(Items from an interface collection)
####################
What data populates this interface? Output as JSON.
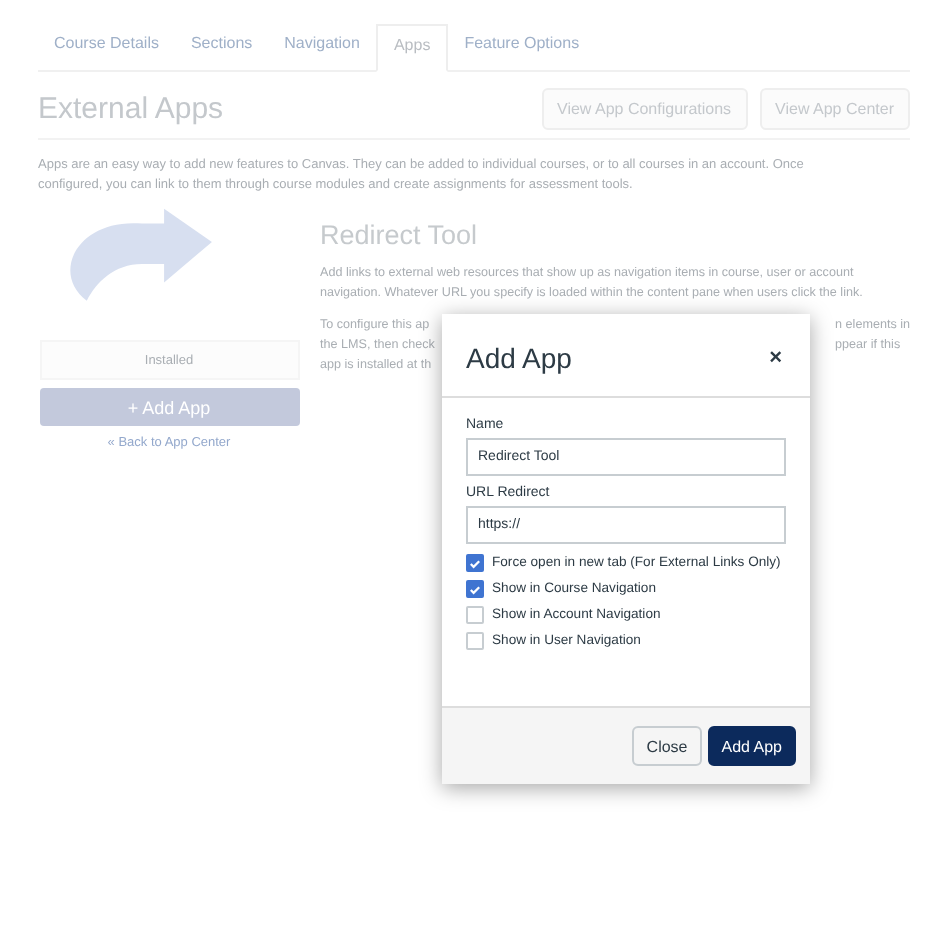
{
  "tabs": [
    {
      "label": "Course Details",
      "selected": false
    },
    {
      "label": "Sections",
      "selected": false
    },
    {
      "label": "Navigation",
      "selected": false
    },
    {
      "label": "Apps",
      "selected": true
    },
    {
      "label": "Feature Options",
      "selected": false
    }
  ],
  "header": {
    "title": "External Apps",
    "buttons": [
      "View App Configurations",
      "View App Center"
    ]
  },
  "intro": "Apps are an easy way to add new features to Canvas. They can be added to individual courses, or to all courses in an account. Once configured, you can link to them through course modules and create assignments for assessment tools.",
  "app": {
    "status": "Installed",
    "add_button": "+ Add App",
    "back_link": "« Back to App Center",
    "name": "Redirect Tool",
    "description": "Add links to external web resources that show up as navigation items in course, user or account navigation. Whatever URL you specify is loaded within the content pane when users click the link.",
    "config_left": [
      "To configure this ap",
      "the LMS, then check",
      "app is installed at th"
    ],
    "config_right": [
      "n elements in",
      "ppear if this"
    ]
  },
  "dialog": {
    "title": "Add App",
    "close_icon": "×",
    "fields": [
      {
        "label": "Name",
        "value": "Redirect Tool"
      },
      {
        "label": "URL Redirect",
        "value": "https://"
      }
    ],
    "options": [
      {
        "label": "Force open in new tab (For External Links Only)",
        "checked": true
      },
      {
        "label": "Show in Course Navigation",
        "checked": true
      },
      {
        "label": "Show in Account Navigation",
        "checked": false
      },
      {
        "label": "Show in User Navigation",
        "checked": false
      }
    ],
    "buttons": [
      {
        "label": "Close",
        "kind": "secondary"
      },
      {
        "label": "Add App",
        "kind": "primary"
      }
    ]
  }
}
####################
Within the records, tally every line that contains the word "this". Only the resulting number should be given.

• _Worked solution_
3